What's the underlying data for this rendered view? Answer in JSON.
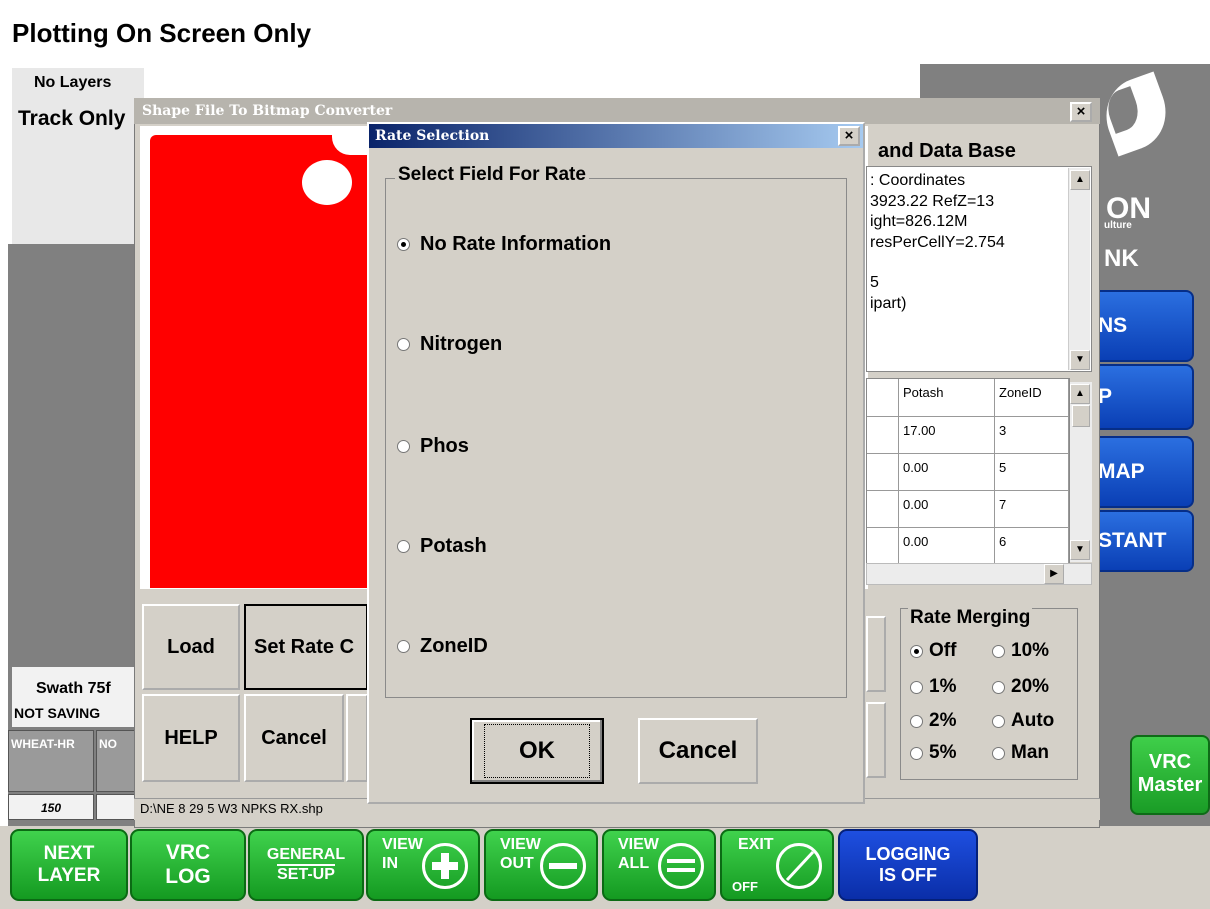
{
  "app": {
    "title": "Plotting On Screen Only",
    "layers_label": "No Layers",
    "track_label": "Track Only",
    "swath_label": "Swath 75f",
    "saving_label": "NOT SAVING",
    "product_1": "WHEAT-HR",
    "product_2": "NO",
    "rate_1": "150",
    "logo_frag_1": "ON",
    "logo_frag_2": "ulture",
    "logo_frag_3": "NK",
    "side_buttons": [
      "NS",
      "P",
      "MAP",
      "STANT"
    ],
    "vrc_master_l1": "VRC",
    "vrc_master_l2": "Master"
  },
  "toolbar": {
    "next_layer_l1": "NEXT",
    "next_layer_l2": "LAYER",
    "vrc_log_l1": "VRC",
    "vrc_log_l2": "LOG",
    "general_l1": "GENERAL",
    "general_l2": "SET-UP",
    "view_in_word": "VIEW",
    "view_in_sub": "IN",
    "view_out_word": "VIEW",
    "view_out_sub": "OUT",
    "view_all_word": "VIEW",
    "view_all_sub": "ALL",
    "exit_word": "EXIT",
    "exit_sub": "OFF",
    "logging_l1": "LOGGING",
    "logging_l2": "IS OFF"
  },
  "converter": {
    "title": "Shape File To Bitmap Converter",
    "close": "×",
    "load": "Load",
    "set_rate": "Set Rate C",
    "help": "HELP",
    "cancel": "Cancel",
    "path": "D:\\NE 8 29 5 W3 NPKS RX.shp",
    "db_header": "and Data Base",
    "db_lines": [
      ": Coordinates",
      "3923.22 RefZ=13",
      "ight=826.12M",
      "resPerCellY=2.754",
      "",
      "5",
      "ipart)"
    ],
    "grid_headers": [
      "",
      "Potash",
      "ZoneID"
    ],
    "grid_rows": [
      [
        "",
        "17.00",
        "3"
      ],
      [
        "",
        "0.00",
        "5"
      ],
      [
        "",
        "0.00",
        "7"
      ],
      [
        "",
        "0.00",
        "6"
      ]
    ],
    "merge_title": "Rate Merging",
    "merge_options": [
      {
        "label": "Off",
        "selected": true
      },
      {
        "label": "10%",
        "selected": false
      },
      {
        "label": "1%",
        "selected": false
      },
      {
        "label": "20%",
        "selected": false
      },
      {
        "label": "2%",
        "selected": false
      },
      {
        "label": "Auto",
        "selected": false
      },
      {
        "label": "5%",
        "selected": false
      },
      {
        "label": "Man",
        "selected": false
      }
    ]
  },
  "rate_dialog": {
    "title": "Rate Selection",
    "close": "×",
    "group_label": "Select Field For Rate",
    "options": [
      {
        "label": "No Rate Information",
        "selected": true
      },
      {
        "label": "Nitrogen",
        "selected": false
      },
      {
        "label": "Phos",
        "selected": false
      },
      {
        "label": "Potash",
        "selected": false
      },
      {
        "label": "ZoneID",
        "selected": false
      }
    ],
    "ok": "OK",
    "cancel": "Cancel"
  },
  "colors": {
    "field": "#ff0000",
    "button_green": "#1fae2c",
    "button_blue": "#0a3fb5"
  }
}
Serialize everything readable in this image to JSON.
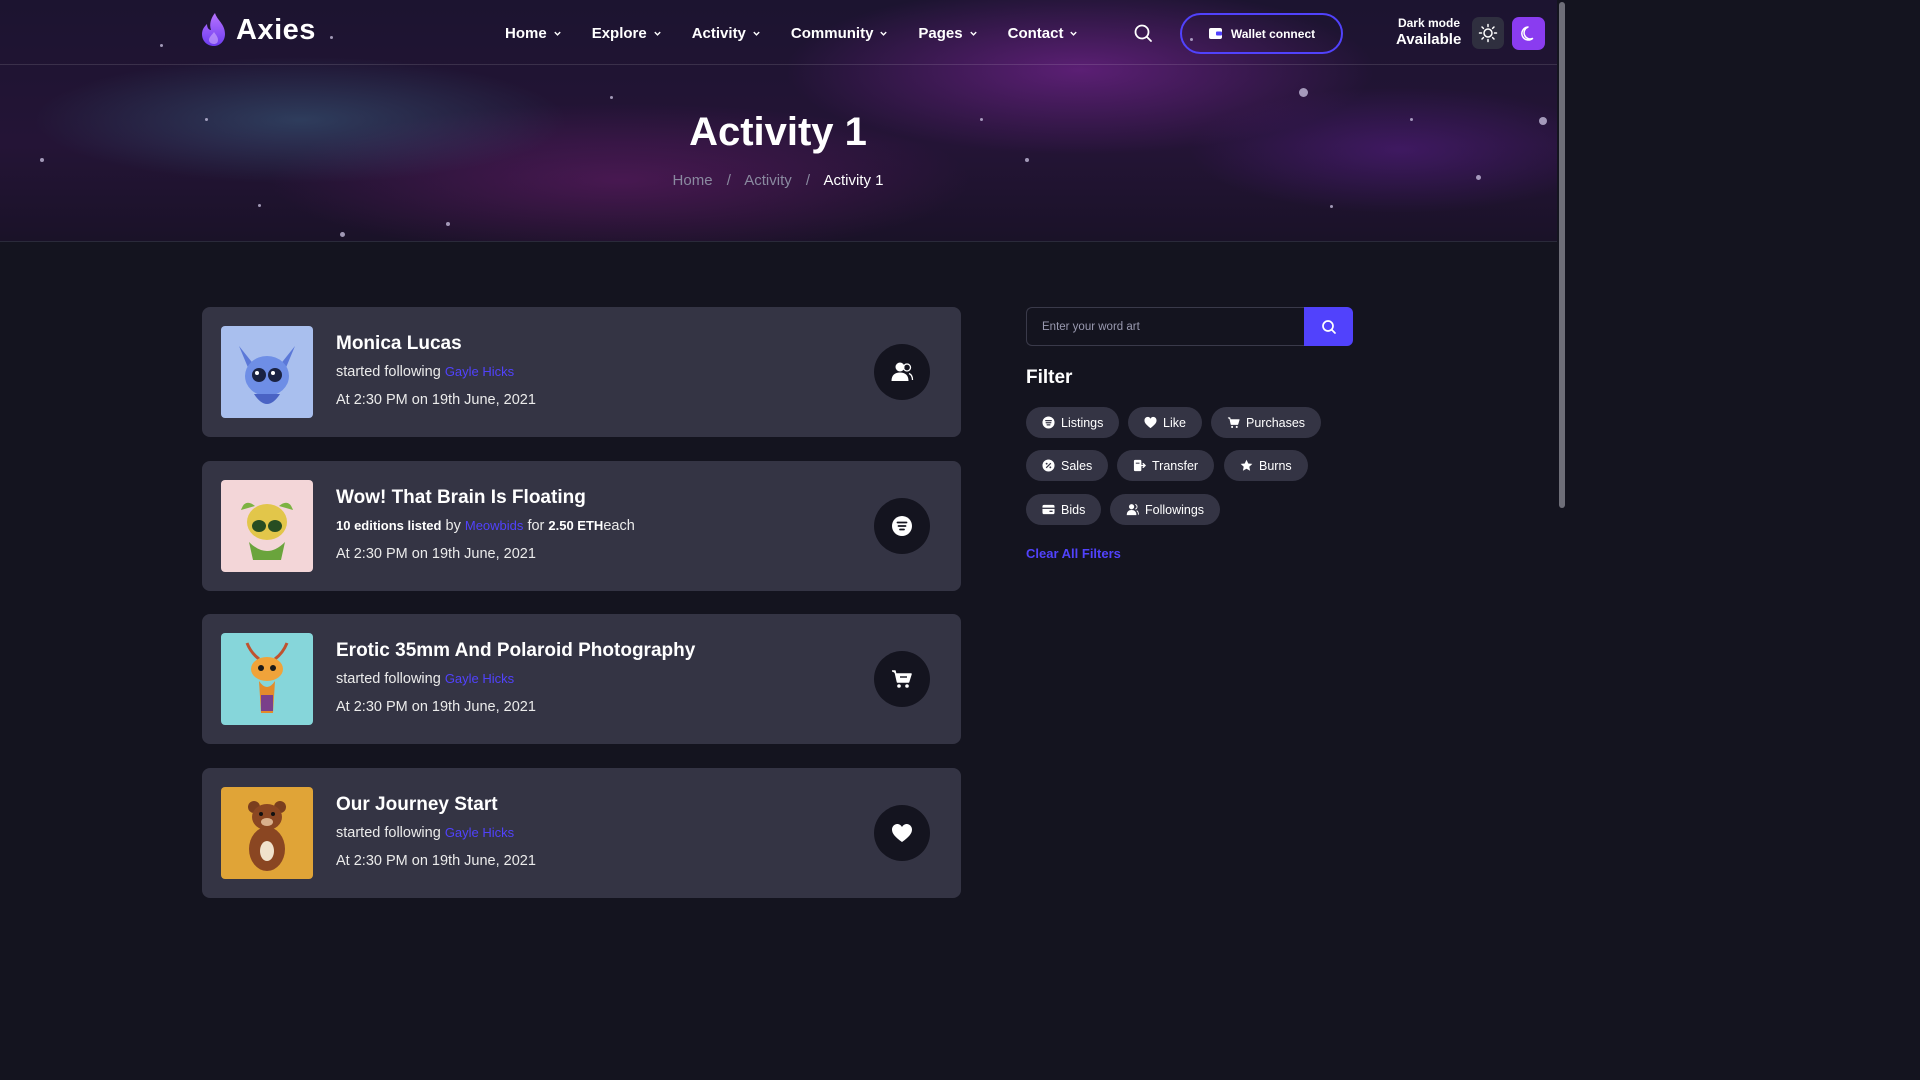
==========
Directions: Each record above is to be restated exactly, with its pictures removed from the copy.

Output of the exercise:
What's the underlying data for this rendered view? Answer in JSON.
{
  "app": {
    "title": "Plotting On Screen Only",
    "layers_label": "No Layers",
    "track_label": "Track Only",
    "swath_label": "Swath 75f",
    "saving_label": "NOT SAVING",
    "product_1": "WHEAT-HR",
    "product_2": "NO",
    "rate_1": "150",
    "logo_frag_1": "ON",
    "logo_frag_2": "ulture",
    "logo_frag_3": "NK",
    "side_buttons": [
      "NS",
      "P",
      "MAP",
      "STANT"
    ],
    "vrc_master_l1": "VRC",
    "vrc_master_l2": "Master"
  },
  "toolbar": {
    "next_layer_l1": "NEXT",
    "next_layer_l2": "LAYER",
    "vrc_log_l1": "VRC",
    "vrc_log_l2": "LOG",
    "general_l1": "GENERAL",
    "general_l2": "SET-UP",
    "view_in_word": "VIEW",
    "view_in_sub": "IN",
    "view_out_word": "VIEW",
    "view_out_sub": "OUT",
    "view_all_word": "VIEW",
    "view_all_sub": "ALL",
    "exit_word": "EXIT",
    "exit_sub": "OFF",
    "logging_l1": "LOGGING",
    "logging_l2": "IS OFF"
  },
  "converter": {
    "title": "Shape File To Bitmap Converter",
    "close": "×",
    "load": "Load",
    "set_rate": "Set Rate C",
    "help": "HELP",
    "cancel": "Cancel",
    "path": "D:\\NE 8 29 5 W3 NPKS RX.shp",
    "db_header": "and Data Base",
    "db_lines": [
      ": Coordinates",
      "3923.22 RefZ=13",
      "ight=826.12M",
      "resPerCellY=2.754",
      "",
      "5",
      "ipart)"
    ],
    "grid_headers": [
      "",
      "Potash",
      "ZoneID"
    ],
    "grid_rows": [
      [
        "",
        "17.00",
        "3"
      ],
      [
        "",
        "0.00",
        "5"
      ],
      [
        "",
        "0.00",
        "7"
      ],
      [
        "",
        "0.00",
        "6"
      ]
    ],
    "merge_title": "Rate Merging",
    "merge_options": [
      {
        "label": "Off",
        "selected": true
      },
      {
        "label": "10%",
        "selected": false
      },
      {
        "label": "1%",
        "selected": false
      },
      {
        "label": "20%",
        "selected": false
      },
      {
        "label": "2%",
        "selected": false
      },
      {
        "label": "Auto",
        "selected": false
      },
      {
        "label": "5%",
        "selected": false
      },
      {
        "label": "Man",
        "selected": false
      }
    ]
  },
  "rate_dialog": {
    "title": "Rate Selection",
    "close": "×",
    "group_label": "Select Field For Rate",
    "options": [
      {
        "label": "No Rate Information",
        "selected": true
      },
      {
        "label": "Nitrogen",
        "selected": false
      },
      {
        "label": "Phos",
        "selected": false
      },
      {
        "label": "Potash",
        "selected": false
      },
      {
        "label": "ZoneID",
        "selected": false
      }
    ],
    "ok": "OK",
    "cancel": "Cancel"
  },
  "colors": {
    "field": "#ff0000",
    "button_green": "#1fae2c",
    "button_blue": "#0a3fb5"
  }
}
Serialize everything readable in this image to JSON.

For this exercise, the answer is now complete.